Wolves seem to elicit strong emotions in many parts of the world. People either love them or hate them. This year’s wolf hunt in Wisconsin got a little out of control. Your thoughts on the matter will likely depend on the emotions triggered by these furry beasts.
When we were children, my brother David was attacked by a half-wolf dog. My father stitched up his head wounds, but as the day worn on, David’s fever raged. Their island retreat in the Quetico Provincial Park was hours from any hospital. So my father canoed back to the mainland and drove through the night to get David back to the infirmary in Wisconsin where there was a supply of penicillin. David survived — as did Lobo — who had only attacked out of loyalty to our oldest brother. When Lobo bounded out of the cabin, there was his pack mate under “attack” by a scrappy kid who had just landed on the island and had his big brother in a headlock. So while I admire the beauty of the wolf and its place in a healthy ecosystem, I have no desire to get too cozy with them.
But I have always been fascinated by these creatures and have read several wolfish books, including Farley Mowat’s, Never Cry Wolf. In Wolf Island the author traveled to Isle Royale in Lake Superior to study the wolf pack that had crossed the ice and been marooned there since the 1940s. He tracked and documented their relationship to the moose herds on the island to see how they interacted and the effects on both populations.

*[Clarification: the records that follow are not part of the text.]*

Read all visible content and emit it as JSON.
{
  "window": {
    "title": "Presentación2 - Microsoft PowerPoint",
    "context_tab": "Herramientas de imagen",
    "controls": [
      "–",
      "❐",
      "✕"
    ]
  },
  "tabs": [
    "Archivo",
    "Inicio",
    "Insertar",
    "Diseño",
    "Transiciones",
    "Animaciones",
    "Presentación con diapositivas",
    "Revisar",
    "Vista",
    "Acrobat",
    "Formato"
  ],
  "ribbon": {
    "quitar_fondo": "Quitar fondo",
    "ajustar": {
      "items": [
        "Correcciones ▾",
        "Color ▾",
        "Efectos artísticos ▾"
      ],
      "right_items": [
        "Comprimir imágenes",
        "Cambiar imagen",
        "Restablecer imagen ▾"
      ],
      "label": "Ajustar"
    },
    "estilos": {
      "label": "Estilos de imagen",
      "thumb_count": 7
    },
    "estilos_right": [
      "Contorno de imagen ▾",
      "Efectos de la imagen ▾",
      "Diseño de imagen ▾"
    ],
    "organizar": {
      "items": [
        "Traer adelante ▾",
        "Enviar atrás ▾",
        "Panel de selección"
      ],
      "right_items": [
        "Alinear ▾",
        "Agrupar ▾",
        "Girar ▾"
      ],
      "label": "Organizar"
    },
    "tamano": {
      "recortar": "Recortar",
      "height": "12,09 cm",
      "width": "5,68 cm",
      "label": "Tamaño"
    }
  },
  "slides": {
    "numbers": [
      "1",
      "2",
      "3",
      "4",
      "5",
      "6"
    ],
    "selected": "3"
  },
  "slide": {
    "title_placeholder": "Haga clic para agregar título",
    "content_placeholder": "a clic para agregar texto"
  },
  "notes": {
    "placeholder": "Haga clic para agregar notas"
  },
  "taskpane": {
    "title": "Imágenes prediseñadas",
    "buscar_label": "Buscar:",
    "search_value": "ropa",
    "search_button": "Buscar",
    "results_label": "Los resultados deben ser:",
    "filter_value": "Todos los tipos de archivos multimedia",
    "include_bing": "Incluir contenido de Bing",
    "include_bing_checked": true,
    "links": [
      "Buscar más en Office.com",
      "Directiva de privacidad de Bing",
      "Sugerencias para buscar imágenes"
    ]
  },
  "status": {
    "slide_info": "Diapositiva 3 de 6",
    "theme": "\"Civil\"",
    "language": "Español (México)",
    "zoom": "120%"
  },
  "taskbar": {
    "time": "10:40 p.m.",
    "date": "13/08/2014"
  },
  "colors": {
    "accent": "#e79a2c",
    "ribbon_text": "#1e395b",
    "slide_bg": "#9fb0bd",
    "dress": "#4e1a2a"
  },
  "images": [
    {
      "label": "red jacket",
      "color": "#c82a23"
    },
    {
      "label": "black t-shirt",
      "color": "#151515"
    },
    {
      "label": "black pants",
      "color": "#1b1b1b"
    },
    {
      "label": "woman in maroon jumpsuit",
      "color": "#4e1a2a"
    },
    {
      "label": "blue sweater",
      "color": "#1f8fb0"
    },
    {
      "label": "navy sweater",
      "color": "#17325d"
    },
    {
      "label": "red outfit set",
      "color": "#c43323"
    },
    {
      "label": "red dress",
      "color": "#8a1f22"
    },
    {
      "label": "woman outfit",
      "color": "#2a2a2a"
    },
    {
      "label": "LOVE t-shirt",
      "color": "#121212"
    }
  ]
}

This sort of study was only possible because the animals were pretty much in their natural state, without human intrusion or other outside influences. What is the true impact of a wolf pack on a moose herd in the wild? Are wolves the ruthless marauders their detractors claim? Read on!
Wolf Island: Discovering the Secrets of a Mythic Animal
David Mech with Greg Breining
New Arrivals, 2nd Floor
QL 737 .C22 M39985 2020